__PROBLEM TO SOLVE__
Exact copies of all entries are needed. Pictures are to be left out.

Excerpts from a dataset
● ● ● ●

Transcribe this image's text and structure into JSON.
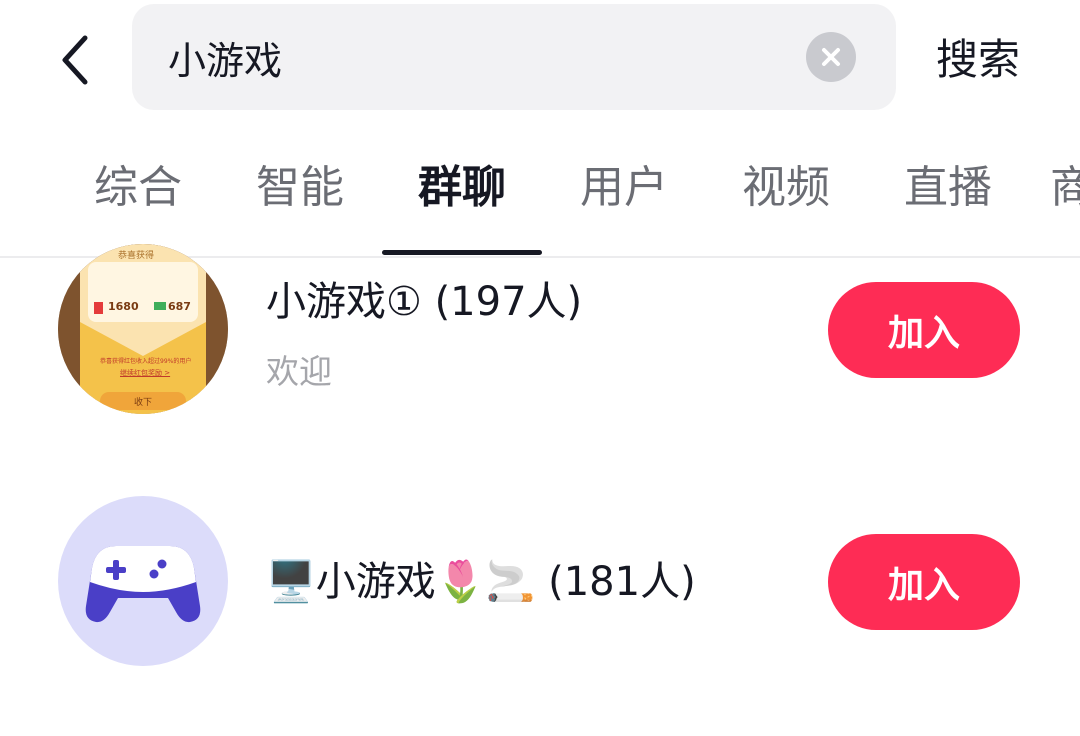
{
  "search": {
    "query": "小游戏",
    "submit_label": "搜索"
  },
  "tabs": [
    {
      "label": "综合",
      "active": false
    },
    {
      "label": "智能",
      "active": false
    },
    {
      "label": "群聊",
      "active": true
    },
    {
      "label": "用户",
      "active": false
    },
    {
      "label": "视频",
      "active": false
    },
    {
      "label": "直播",
      "active": false
    },
    {
      "label": "商",
      "active": false
    }
  ],
  "groups": [
    {
      "name": "小游戏① (197人)",
      "subtitle": "欢迎",
      "join_label": "加入",
      "avatar": {
        "header": "恭喜获得",
        "amount_red": "1680",
        "amount_green": "687",
        "line1": "恭喜获得红包收入超过99%的用户",
        "line2": "继续红包奖励 >",
        "button": "收下"
      }
    },
    {
      "name": "🖥️小游戏🌷🚬 (181人)",
      "subtitle": "",
      "join_label": "加入",
      "avatar": {
        "icon": "gamepad-icon"
      }
    }
  ],
  "colors": {
    "accent": "#fe2c55",
    "search_bg": "#f2f2f4",
    "avatar2_bg": "#dcdcfa",
    "gamepad": "#4a3fc7"
  }
}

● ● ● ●

__ANSWER TO THIS PROBLEM__
Transcribe this image's text and structure into JSON.
{
  "search": {
    "query": "小游戏",
    "submit_label": "搜索"
  },
  "tabs": [
    {
      "label": "综合",
      "active": false
    },
    {
      "label": "智能",
      "active": false
    },
    {
      "label": "群聊",
      "active": true
    },
    {
      "label": "用户",
      "active": false
    },
    {
      "label": "视频",
      "active": false
    },
    {
      "label": "直播",
      "active": false
    },
    {
      "label": "商",
      "active": false
    }
  ],
  "groups": [
    {
      "name": "小游戏① (197人)",
      "subtitle": "欢迎",
      "join_label": "加入",
      "avatar": {
        "header": "恭喜获得",
        "amount_red": "1680",
        "amount_green": "687",
        "line1": "恭喜获得红包收入超过99%的用户",
        "line2": "继续红包奖励 >",
        "button": "收下"
      }
    },
    {
      "name": "🖥️小游戏🌷🚬 (181人)",
      "subtitle": "",
      "join_label": "加入",
      "avatar": {
        "icon": "gamepad-icon"
      }
    }
  ],
  "colors": {
    "accent": "#fe2c55",
    "search_bg": "#f2f2f4",
    "avatar2_bg": "#dcdcfa",
    "gamepad": "#4a3fc7"
  }
}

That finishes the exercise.